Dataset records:
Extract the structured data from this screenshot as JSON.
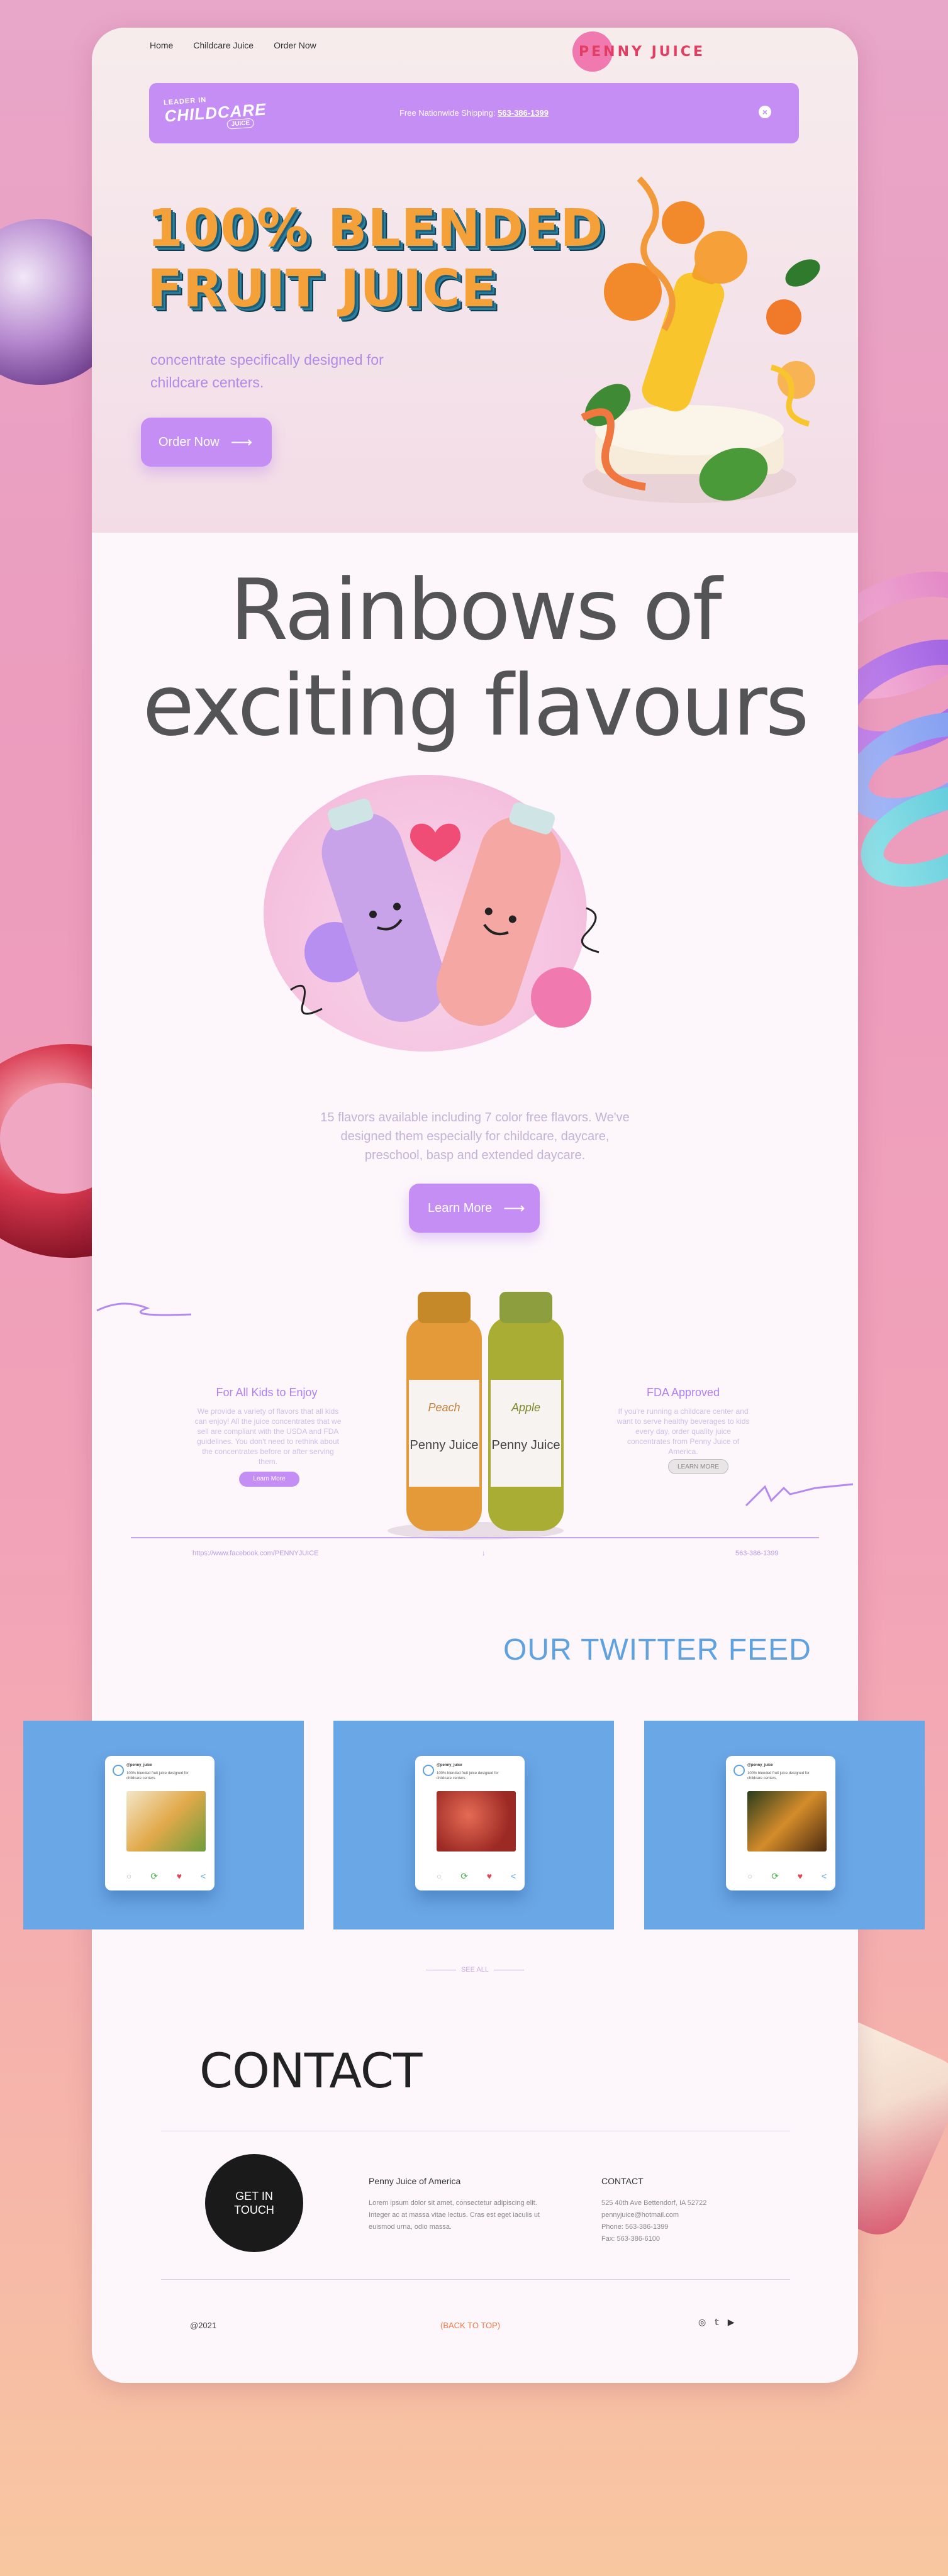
{
  "nav": {
    "items": [
      "Home",
      "Childcare Juice",
      "Order Now"
    ],
    "brand": "PENNY JUICE"
  },
  "banner": {
    "logo_line1": "LEADER IN",
    "logo_line2": "CHILDCARE",
    "logo_line3": "JUICE",
    "shipping_text": "Free Nationwide Shipping:",
    "phone": "563-386-1399"
  },
  "hero": {
    "title_line1": "100% BLENDED",
    "title_line2": "FRUIT JUICE",
    "subtitle": "concentrate specifically designed for childcare centers.",
    "button": "Order Now"
  },
  "flavours": {
    "heading_line1": "Rainbows of",
    "heading_line2": "exciting flavours",
    "description": "15 flavors available including 7 color free flavors. We've designed them especially for childcare, daycare, preschool, basp and extended daycare.",
    "button": "Learn More"
  },
  "features": {
    "left_title": "For All Kids to Enjoy",
    "left_text": "We provide a variety of flavors that all kids can enjoy! All the juice concentrates that we sell are compliant with the USDA and FDA guidelines. You don't need to rethink about the concentrates before or after serving them.",
    "left_button": "Learn More",
    "right_title": "FDA Approved",
    "right_text": "If you're running a childcare center and want to serve healthy beverages to kids every day, order quality juice concentrates from Penny Juice of America.",
    "right_button": "LEARN MORE",
    "bottle1_label": "Peach",
    "bottle2_label": "Apple",
    "bottle_brand": "Penny Juice"
  },
  "info_row": {
    "link": "https://www.facebook.com/PENNYJUICE",
    "phone": "563-386-1399"
  },
  "twitter": {
    "heading": "OUR TWITTER FEED",
    "cards": [
      {
        "name": "@penny_juice",
        "text": "100% blended fruit juice designed for childcare centers.",
        "link": "pennyjuice.com"
      },
      {
        "name": "@penny_juice",
        "text": "100% blended fruit juice designed for childcare centers.",
        "link": "pennyjuice.com"
      },
      {
        "name": "@penny_juice",
        "text": "100% blended fruit juice designed for childcare centers.",
        "link": "pennyjuice.com"
      }
    ],
    "see_all": "SEE ALL"
  },
  "contact": {
    "heading": "CONTACT",
    "circle_line1": "GET IN",
    "circle_line2": "TOUCH",
    "company_title": "Penny Juice of America",
    "company_text": "Lorem ipsum dolor sit amet, consectetur adipiscing elit. Integer ac at massa vitae lectus. Cras est eget iaculis ut euismod urna, odio massa.",
    "contact_title": "CONTACT",
    "address": "525 40th Ave Bettendorf, IA 52722",
    "email": "pennyjuice@hotmail.com",
    "phone": "Phone: 563-386-1399",
    "fax": "Fax: 563-386-6100"
  },
  "footer": {
    "copyright": "@2021",
    "back_to_top": "(BACK TO TOP)"
  },
  "colors": {
    "accent": "#c48ef5",
    "title_orange": "#f4a13a",
    "twitter_blue": "#5fa2df",
    "back_to_top": "#f07a4a"
  }
}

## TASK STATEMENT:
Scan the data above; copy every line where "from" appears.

## TASK SOLUTION:
Extract the structured data from this screenshot as JSON.
    "right_text": "If you're running a childcare center and want to serve healthy beverages to kids every day, order quality juice concentrates from Penny Juice of America.",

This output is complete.